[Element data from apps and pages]
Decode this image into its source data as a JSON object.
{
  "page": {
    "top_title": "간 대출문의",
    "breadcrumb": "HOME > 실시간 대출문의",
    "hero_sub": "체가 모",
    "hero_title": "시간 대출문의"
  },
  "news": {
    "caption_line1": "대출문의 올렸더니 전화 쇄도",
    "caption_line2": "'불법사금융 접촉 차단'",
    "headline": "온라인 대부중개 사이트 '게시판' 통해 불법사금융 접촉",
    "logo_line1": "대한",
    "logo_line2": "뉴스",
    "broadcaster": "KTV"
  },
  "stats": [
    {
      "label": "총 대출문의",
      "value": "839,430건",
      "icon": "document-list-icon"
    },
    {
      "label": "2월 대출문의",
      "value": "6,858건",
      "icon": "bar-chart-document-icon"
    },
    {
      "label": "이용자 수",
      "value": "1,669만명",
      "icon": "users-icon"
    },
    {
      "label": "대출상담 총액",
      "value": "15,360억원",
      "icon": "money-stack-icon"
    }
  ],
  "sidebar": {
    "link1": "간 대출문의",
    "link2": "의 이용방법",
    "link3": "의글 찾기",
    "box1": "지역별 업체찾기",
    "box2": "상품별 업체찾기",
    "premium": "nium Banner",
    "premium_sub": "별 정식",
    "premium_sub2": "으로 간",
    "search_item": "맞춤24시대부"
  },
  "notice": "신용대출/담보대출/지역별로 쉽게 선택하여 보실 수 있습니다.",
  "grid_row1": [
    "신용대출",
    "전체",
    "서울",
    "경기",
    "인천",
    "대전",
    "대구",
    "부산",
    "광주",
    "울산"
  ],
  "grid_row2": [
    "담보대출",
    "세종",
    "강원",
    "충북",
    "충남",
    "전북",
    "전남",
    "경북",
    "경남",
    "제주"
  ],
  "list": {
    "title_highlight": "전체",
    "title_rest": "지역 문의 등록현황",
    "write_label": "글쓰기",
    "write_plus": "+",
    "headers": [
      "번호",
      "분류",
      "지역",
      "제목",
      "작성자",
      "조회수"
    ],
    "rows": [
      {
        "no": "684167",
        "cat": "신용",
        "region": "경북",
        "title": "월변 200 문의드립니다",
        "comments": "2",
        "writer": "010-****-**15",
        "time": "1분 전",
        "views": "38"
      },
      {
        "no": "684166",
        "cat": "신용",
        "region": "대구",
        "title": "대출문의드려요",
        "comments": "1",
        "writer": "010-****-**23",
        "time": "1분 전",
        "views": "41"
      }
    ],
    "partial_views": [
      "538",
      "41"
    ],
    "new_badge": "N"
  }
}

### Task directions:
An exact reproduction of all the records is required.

### Your solution:
Decode this image into its source data as a JSON object.
{
  "page": {
    "top_title": "간 대출문의",
    "breadcrumb": "HOME > 실시간 대출문의",
    "hero_sub": "체가 모",
    "hero_title": "시간 대출문의"
  },
  "news": {
    "caption_line1": "대출문의 올렸더니 전화 쇄도",
    "caption_line2": "'불법사금융 접촉 차단'",
    "headline": "온라인 대부중개 사이트 '게시판' 통해 불법사금융 접촉",
    "logo_line1": "대한",
    "logo_line2": "뉴스",
    "broadcaster": "KTV"
  },
  "stats": [
    {
      "label": "총 대출문의",
      "value": "839,430건",
      "icon": "document-list-icon"
    },
    {
      "label": "2월 대출문의",
      "value": "6,858건",
      "icon": "bar-chart-document-icon"
    },
    {
      "label": "이용자 수",
      "value": "1,669만명",
      "icon": "users-icon"
    },
    {
      "label": "대출상담 총액",
      "value": "15,360억원",
      "icon": "money-stack-icon"
    }
  ],
  "sidebar": {
    "link1": "간 대출문의",
    "link2": "의 이용방법",
    "link3": "의글 찾기",
    "box1": "지역별 업체찾기",
    "box2": "상품별 업체찾기",
    "premium": "nium Banner",
    "premium_sub": "별 정식",
    "premium_sub2": "으로 간",
    "search_item": "맞춤24시대부"
  },
  "notice": "신용대출/담보대출/지역별로 쉽게 선택하여 보실 수 있습니다.",
  "grid_row1": [
    "신용대출",
    "전체",
    "서울",
    "경기",
    "인천",
    "대전",
    "대구",
    "부산",
    "광주",
    "울산"
  ],
  "grid_row2": [
    "담보대출",
    "세종",
    "강원",
    "충북",
    "충남",
    "전북",
    "전남",
    "경북",
    "경남",
    "제주"
  ],
  "list": {
    "title_highlight": "전체",
    "title_rest": "지역 문의 등록현황",
    "write_label": "글쓰기",
    "write_plus": "+",
    "headers": [
      "번호",
      "분류",
      "지역",
      "제목",
      "작성자",
      "조회수"
    ],
    "rows": [
      {
        "no": "684167",
        "cat": "신용",
        "region": "경북",
        "title": "월변 200 문의드립니다",
        "comments": "2",
        "writer": "010-****-**15",
        "time": "1분 전",
        "views": "38"
      },
      {
        "no": "684166",
        "cat": "신용",
        "region": "대구",
        "title": "대출문의드려요",
        "comments": "1",
        "writer": "010-****-**23",
        "time": "1분 전",
        "views": "41"
      }
    ],
    "partial_views": [
      "538",
      "41"
    ],
    "new_badge": "N"
  }
}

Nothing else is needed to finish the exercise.